[What this task involves] The answer must be an exact copy of the entries below, with no images in it.

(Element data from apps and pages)
[Start of Attachment]

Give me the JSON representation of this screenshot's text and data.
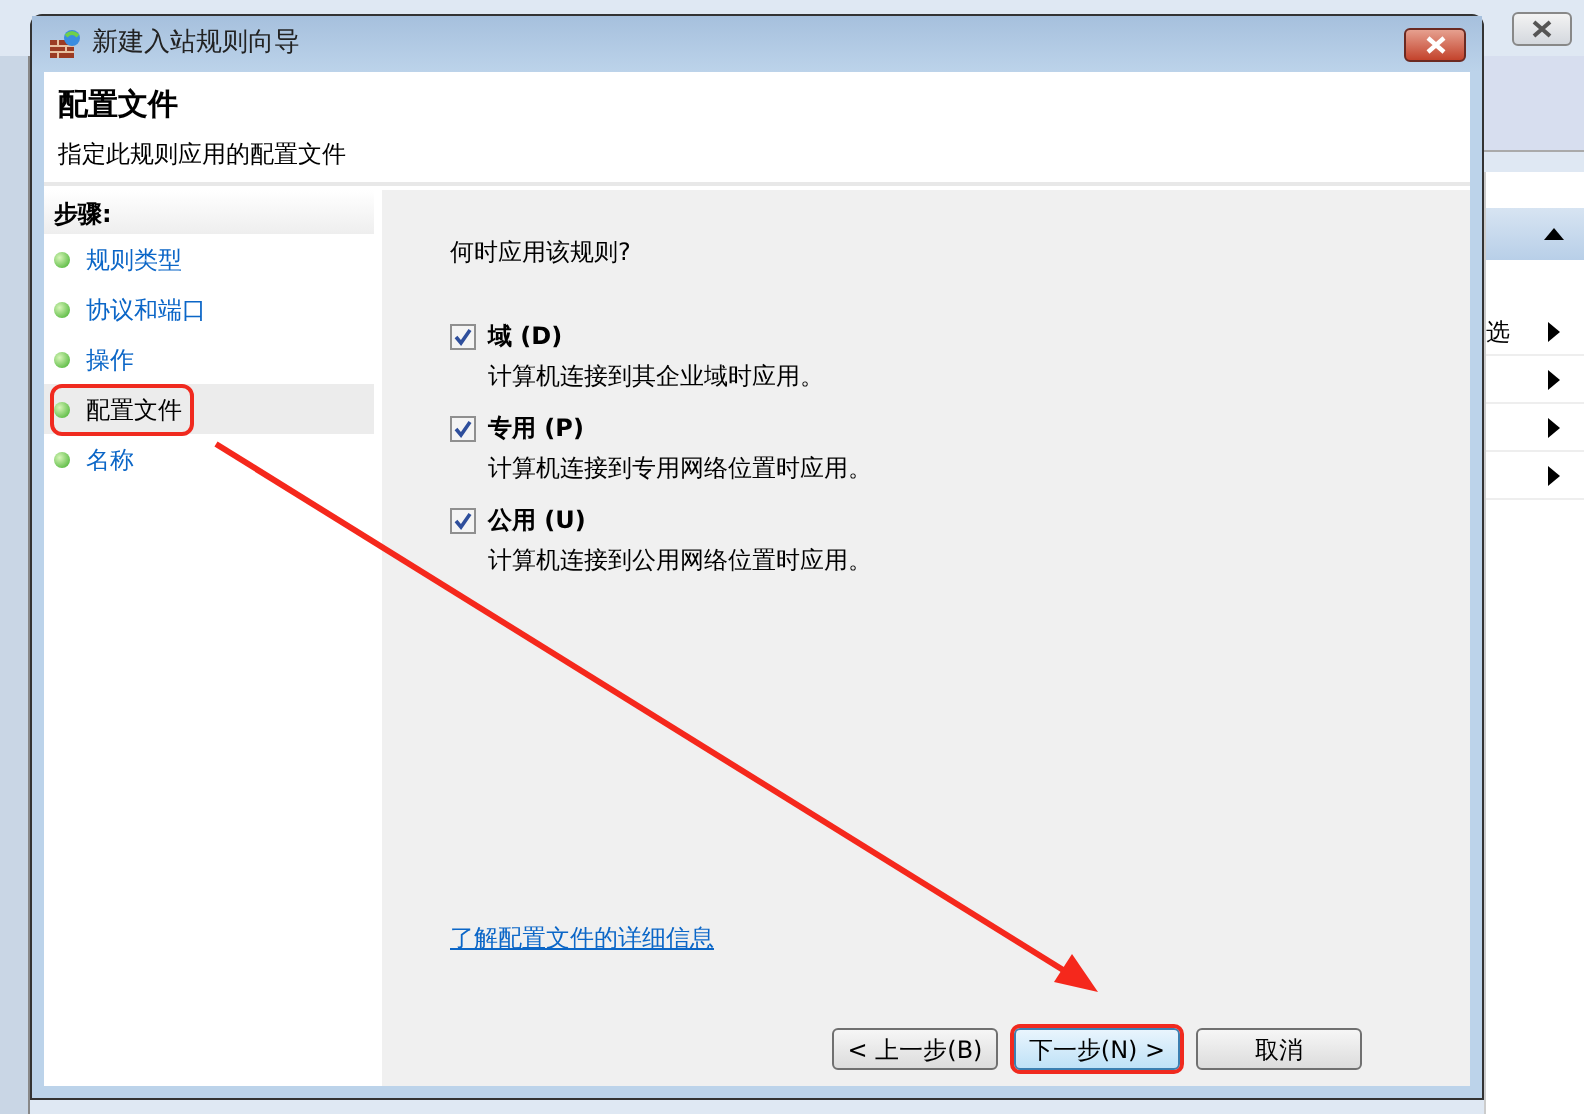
{
  "window": {
    "title": "新建入站规则向导"
  },
  "header": {
    "title": "配置文件",
    "subtitle": "指定此规则应用的配置文件"
  },
  "steps": {
    "heading": "步骤:",
    "items": [
      {
        "label": "规则类型",
        "selected": false,
        "highlighted": false
      },
      {
        "label": "协议和端口",
        "selected": false,
        "highlighted": false
      },
      {
        "label": "操作",
        "selected": false,
        "highlighted": false
      },
      {
        "label": "配置文件",
        "selected": true,
        "highlighted": true
      },
      {
        "label": "名称",
        "selected": false,
        "highlighted": false
      }
    ]
  },
  "content": {
    "question": "何时应用该规则?",
    "options": [
      {
        "label": "域 (D)",
        "description": "计算机连接到其企业域时应用。",
        "checked": true
      },
      {
        "label": "专用 (P)",
        "description": "计算机连接到专用网络位置时应用。",
        "checked": true
      },
      {
        "label": "公用 (U)",
        "description": "计算机连接到公用网络位置时应用。",
        "checked": true
      }
    ],
    "link": "了解配置文件的详细信息"
  },
  "buttons": [
    {
      "label": "< 上一步(B)",
      "highlighted": false
    },
    {
      "label": "下一步(N) >",
      "highlighted": true
    },
    {
      "label": "取消",
      "highlighted": false
    }
  ],
  "background_window": {
    "menu_label": "选"
  }
}
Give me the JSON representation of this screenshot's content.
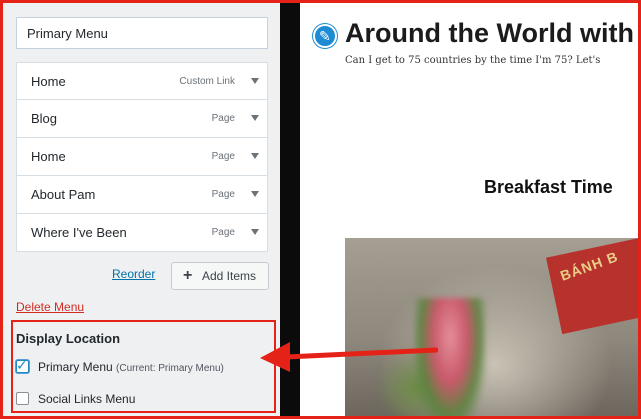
{
  "menu_name": {
    "value": "Primary Menu"
  },
  "menu_items": [
    {
      "title": "Home",
      "type": "Custom Link"
    },
    {
      "title": "Blog",
      "type": "Page"
    },
    {
      "title": "Home",
      "type": "Page"
    },
    {
      "title": "About Pam",
      "type": "Page"
    },
    {
      "title": "Where I've Been",
      "type": "Page"
    }
  ],
  "actions": {
    "reorder_label": "Reorder",
    "add_items_label": "Add Items",
    "delete_menu_label": "Delete Menu"
  },
  "display_location": {
    "title": "Display Location",
    "primary_label": "Primary Menu",
    "primary_note": "(Current: Primary Menu)",
    "primary_checked": true,
    "social_label": "Social Links Menu",
    "social_checked": false
  },
  "preview": {
    "site_title": "Around the World with",
    "tagline": "Can I get to 75 countries by the time I'm 75? Let's",
    "post_title": "Breakfast Time",
    "sign_text": "BÁNH B"
  },
  "colors": {
    "highlight_red": "#e52218",
    "link_blue": "#0073aa",
    "delete_red": "#d12c24",
    "edit_blue": "#1e8cd5"
  },
  "icons": {
    "edit": "pencil-icon",
    "add": "plus-icon",
    "expand": "triangle-down-icon",
    "checkbox": "check-icon"
  }
}
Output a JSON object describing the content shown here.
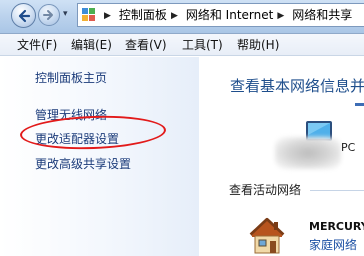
{
  "address": {
    "breadcrumbs": [
      "控制面板",
      "网络和 Internet",
      "网络和共享"
    ],
    "history_glyph": "▾",
    "separator_glyph": "▶"
  },
  "menu": {
    "items": [
      "文件(F)",
      "编辑(E)",
      "查看(V)",
      "工具(T)",
      "帮助(H)"
    ]
  },
  "sidebar": {
    "links": [
      "控制面板主页",
      "管理无线网络",
      "更改适配器设置",
      "更改高级共享设置"
    ]
  },
  "main": {
    "title": "查看基本网络信息并",
    "computer_label": "PC",
    "active_networks_title": "查看活动网络",
    "network_name": "MERCURY",
    "network_type": "家庭网络"
  },
  "colors": {
    "link": "#1b3b7a",
    "title": "#1e4e8c",
    "highlight": "#e21a1a",
    "network_type": "#1b4fa3"
  },
  "icons": {
    "back": "back-arrow-icon",
    "forward": "forward-arrow-icon",
    "control_panel": "control-panel-icon",
    "computer": "computer-icon",
    "home_network": "home-network-icon"
  }
}
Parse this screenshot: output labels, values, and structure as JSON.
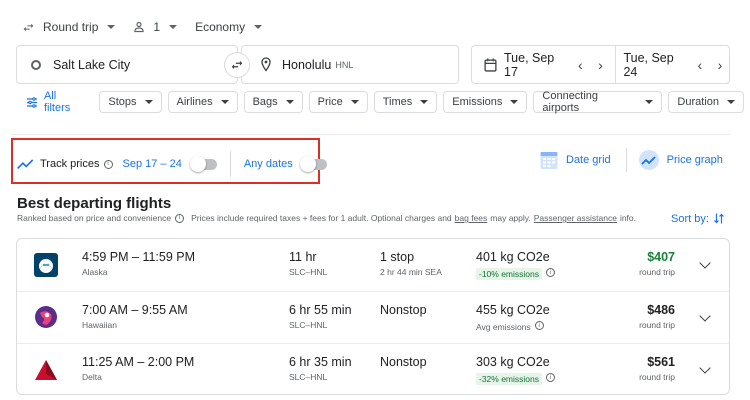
{
  "options": {
    "trip_type": "Round trip",
    "passengers": "1",
    "cabin": "Economy"
  },
  "search": {
    "origin": "Salt Lake City",
    "destination": "Honolulu",
    "destination_code": "HNL",
    "depart_date": "Tue, Sep 17",
    "return_date": "Tue, Sep 24"
  },
  "filters": {
    "all_filters": "All filters",
    "chips": [
      "Stops",
      "Airlines",
      "Bags",
      "Price",
      "Times",
      "Emissions",
      "Connecting airports",
      "Duration"
    ]
  },
  "track": {
    "label": "Track prices",
    "dates": "Sep 17 – 24",
    "any_dates": "Any dates",
    "date_grid": "Date grid",
    "price_graph": "Price graph"
  },
  "section": {
    "title": "Best departing flights",
    "ranked_note": "Ranked based on price and convenience",
    "prices_note": "Prices include required taxes + fees for 1 adult. Optional charges and",
    "bag_fees": "bag fees",
    "may_apply": "may apply.",
    "passenger_assistance": "Passenger assistance",
    "info_suffix": "info.",
    "sort_by": "Sort by:"
  },
  "flights": [
    {
      "times": "4:59 PM – 11:59 PM",
      "airline": "Alaska",
      "duration": "11 hr",
      "route": "SLC–HNL",
      "stops": "1 stop",
      "stop_detail": "2 hr 44 min SEA",
      "co2": "401 kg CO2e",
      "emissions": "-10% emissions",
      "price": "$407",
      "price_type": "round trip"
    },
    {
      "times": "7:00 AM – 9:55 AM",
      "airline": "Hawaiian",
      "duration": "6 hr 55 min",
      "route": "SLC–HNL",
      "stops": "Nonstop",
      "stop_detail": "",
      "co2": "455 kg CO2e",
      "emissions": "Avg emissions",
      "price": "$486",
      "price_type": "round trip"
    },
    {
      "times": "11:25 AM – 2:00 PM",
      "airline": "Delta",
      "duration": "6 hr 35 min",
      "route": "SLC–HNL",
      "stops": "Nonstop",
      "stop_detail": "",
      "co2": "303 kg CO2e",
      "emissions": "-32% emissions",
      "price": "$561",
      "price_type": "round trip"
    }
  ],
  "colors": {
    "accent": "#1a73e8",
    "good_price": "#188038",
    "highlight_border": "#d93025",
    "low_emissions_bg": "#e6f4ea"
  }
}
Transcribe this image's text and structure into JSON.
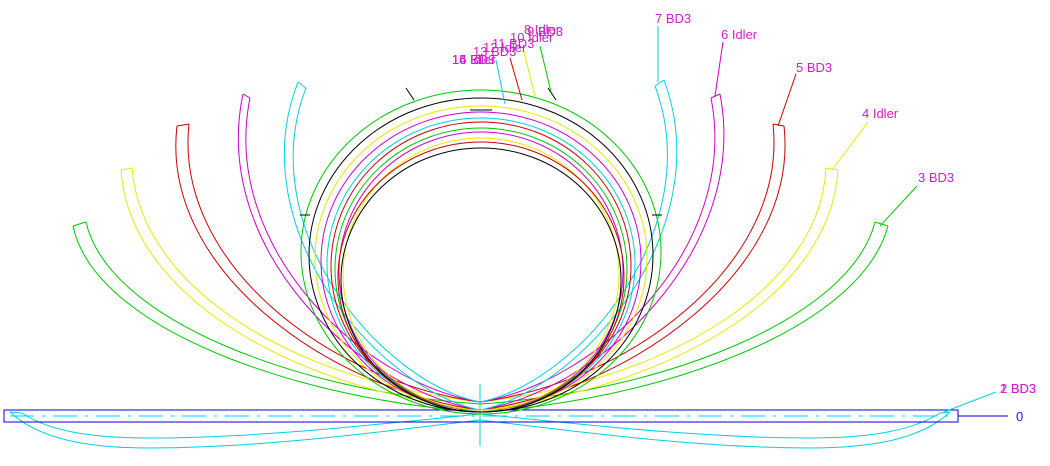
{
  "diagram": {
    "labels": {
      "zero": "0",
      "s1": "1 BD3",
      "s2": "2 BD3",
      "s3": "3 BD3",
      "s4": "4 Idler",
      "s5": "5 BD3",
      "s6": "6 Idler",
      "s7": "7 BD3",
      "s8": "8 Idler",
      "s9": "9 BD3",
      "s10": "10 Idler",
      "s11": "11 BD3",
      "s12": "12 Idler",
      "s13": "13 BD3",
      "s14": "14 Idler",
      "s15": "15 BD3",
      "s16": "16 Idler"
    },
    "colors": {
      "label": "#d21ecf",
      "zero_label": "#1a1acd",
      "baseline": "#0000cc",
      "cyan": "#00d0e0",
      "green": "#00c800",
      "yellow": "#e8e800",
      "red": "#cc0000",
      "magenta": "#cc00cc",
      "black": "#000000"
    }
  }
}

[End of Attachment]

[Result for this exercise]
Give me the JSON representation of this screenshot's text and data.
{
  "window": {
    "title": "新建入站规则向导"
  },
  "header": {
    "title": "配置文件",
    "subtitle": "指定此规则应用的配置文件"
  },
  "steps": {
    "heading": "步骤:",
    "items": [
      {
        "label": "规则类型",
        "selected": false,
        "highlighted": false
      },
      {
        "label": "协议和端口",
        "selected": false,
        "highlighted": false
      },
      {
        "label": "操作",
        "selected": false,
        "highlighted": false
      },
      {
        "label": "配置文件",
        "selected": true,
        "highlighted": true
      },
      {
        "label": "名称",
        "selected": false,
        "highlighted": false
      }
    ]
  },
  "content": {
    "question": "何时应用该规则?",
    "options": [
      {
        "label": "域 (D)",
        "description": "计算机连接到其企业域时应用。",
        "checked": true
      },
      {
        "label": "专用 (P)",
        "description": "计算机连接到专用网络位置时应用。",
        "checked": true
      },
      {
        "label": "公用 (U)",
        "description": "计算机连接到公用网络位置时应用。",
        "checked": true
      }
    ],
    "link": "了解配置文件的详细信息"
  },
  "buttons": [
    {
      "label": "< 上一步(B)",
      "highlighted": false
    },
    {
      "label": "下一步(N) >",
      "highlighted": true
    },
    {
      "label": "取消",
      "highlighted": false
    }
  ],
  "background_window": {
    "menu_label": "选"
  }
}
Give me the JSON representation of this screenshot's content.
{
  "menu_name": {
    "value": "Primary Menu"
  },
  "menu_items": [
    {
      "title": "Home",
      "type": "Custom Link"
    },
    {
      "title": "Blog",
      "type": "Page"
    },
    {
      "title": "Home",
      "type": "Page"
    },
    {
      "title": "About Pam",
      "type": "Page"
    },
    {
      "title": "Where I've Been",
      "type": "Page"
    }
  ],
  "actions": {
    "reorder_label": "Reorder",
    "add_items_label": "Add Items",
    "delete_menu_label": "Delete Menu"
  },
  "display_location": {
    "title": "Display Location",
    "primary_label": "Primary Menu",
    "primary_note": "(Current: Primary Menu)",
    "primary_checked": true,
    "social_label": "Social Links Menu",
    "social_checked": false
  },
  "preview": {
    "site_title": "Around the World with",
    "tagline": "Can I get to 75 countries by the time I'm 75? Let's",
    "post_title": "Breakfast Time",
    "sign_text": "BÁNH B"
  },
  "colors": {
    "highlight_red": "#e52218",
    "link_blue": "#0073aa",
    "delete_red": "#d12c24",
    "edit_blue": "#1e8cd5"
  },
  "icons": {
    "edit": "pencil-icon",
    "add": "plus-icon",
    "expand": "triangle-down-icon",
    "checkbox": "check-icon"
  }
}
Output a JSON object describing the content shown here.
{
  "address": {
    "breadcrumbs": [
      "控制面板",
      "网络和 Internet",
      "网络和共享"
    ],
    "history_glyph": "▾",
    "separator_glyph": "▶"
  },
  "menu": {
    "items": [
      "文件(F)",
      "编辑(E)",
      "查看(V)",
      "工具(T)",
      "帮助(H)"
    ]
  },
  "sidebar": {
    "links": [
      "控制面板主页",
      "管理无线网络",
      "更改适配器设置",
      "更改高级共享设置"
    ]
  },
  "main": {
    "title": "查看基本网络信息并",
    "computer_label": "PC",
    "active_networks_title": "查看活动网络",
    "network_name": "MERCURY",
    "network_type": "家庭网络"
  },
  "colors": {
    "link": "#1b3b7a",
    "title": "#1e4e8c",
    "highlight": "#e21a1a",
    "network_type": "#1b4fa3"
  },
  "icons": {
    "back": "back-arrow-icon",
    "forward": "forward-arrow-icon",
    "control_panel": "control-panel-icon",
    "computer": "computer-icon",
    "home_network": "home-network-icon"
  }
}
Parse this screenshot: output labels, values, and structure as JSON.
{
  "options": {
    "trip_type": "Round trip",
    "passengers": "1",
    "cabin": "Economy"
  },
  "search": {
    "origin": "Salt Lake City",
    "destination": "Honolulu",
    "destination_code": "HNL",
    "depart_date": "Tue, Sep 17",
    "return_date": "Tue, Sep 24"
  },
  "filters": {
    "all_filters": "All filters",
    "chips": [
      "Stops",
      "Airlines",
      "Bags",
      "Price",
      "Times",
      "Emissions",
      "Connecting airports",
      "Duration"
    ]
  },
  "track": {
    "label": "Track prices",
    "dates": "Sep 17 – 24",
    "any_dates": "Any dates",
    "date_grid": "Date grid",
    "price_graph": "Price graph"
  },
  "section": {
    "title": "Best departing flights",
    "ranked_note": "Ranked based on price and convenience",
    "prices_note": "Prices include required taxes + fees for 1 adult. Optional charges and",
    "bag_fees": "bag fees",
    "may_apply": "may apply.",
    "passenger_assistance": "Passenger assistance",
    "info_suffix": "info.",
    "sort_by": "Sort by:"
  },
  "flights": [
    {
      "times": "4:59 PM – 11:59 PM",
      "airline": "Alaska",
      "duration": "11 hr",
      "route": "SLC–HNL",
      "stops": "1 stop",
      "stop_detail": "2 hr 44 min SEA",
      "co2": "401 kg CO2e",
      "emissions": "-10% emissions",
      "price": "$407",
      "price_type": "round trip"
    },
    {
      "times": "7:00 AM – 9:55 AM",
      "airline": "Hawaiian",
      "duration": "6 hr 55 min",
      "route": "SLC–HNL",
      "stops": "Nonstop",
      "stop_detail": "",
      "co2": "455 kg CO2e",
      "emissions": "Avg emissions",
      "price": "$486",
      "price_type": "round trip"
    },
    {
      "times": "11:25 AM – 2:00 PM",
      "airline": "Delta",
      "duration": "6 hr 35 min",
      "route": "SLC–HNL",
      "stops": "Nonstop",
      "stop_detail": "",
      "co2": "303 kg CO2e",
      "emissions": "-32% emissions",
      "price": "$561",
      "price_type": "round trip"
    }
  ],
  "colors": {
    "accent": "#1a73e8",
    "good_price": "#188038",
    "highlight_border": "#d93025",
    "low_emissions_bg": "#e6f4ea"
  }
}
Transcribe this image's text and structure into JSON.
{
  "diagram": {
    "labels": {
      "zero": "0",
      "s1": "1 BD3",
      "s2": "2 BD3",
      "s3": "3 BD3",
      "s4": "4 Idler",
      "s5": "5 BD3",
      "s6": "6 Idler",
      "s7": "7 BD3",
      "s8": "8 Idler",
      "s9": "9 BD3",
      "s10": "10 Idler",
      "s11": "11 BD3",
      "s12": "12 Idler",
      "s13": "13 BD3",
      "s14": "14 Idler",
      "s15": "15 BD3",
      "s16": "16 Idler"
    },
    "colors": {
      "label": "#d21ecf",
      "zero_label": "#1a1acd",
      "baseline": "#0000cc",
      "cyan": "#00d0e0",
      "green": "#00c800",
      "yellow": "#e8e800",
      "red": "#cc0000",
      "magenta": "#cc00cc",
      "black": "#000000"
    }
  }
}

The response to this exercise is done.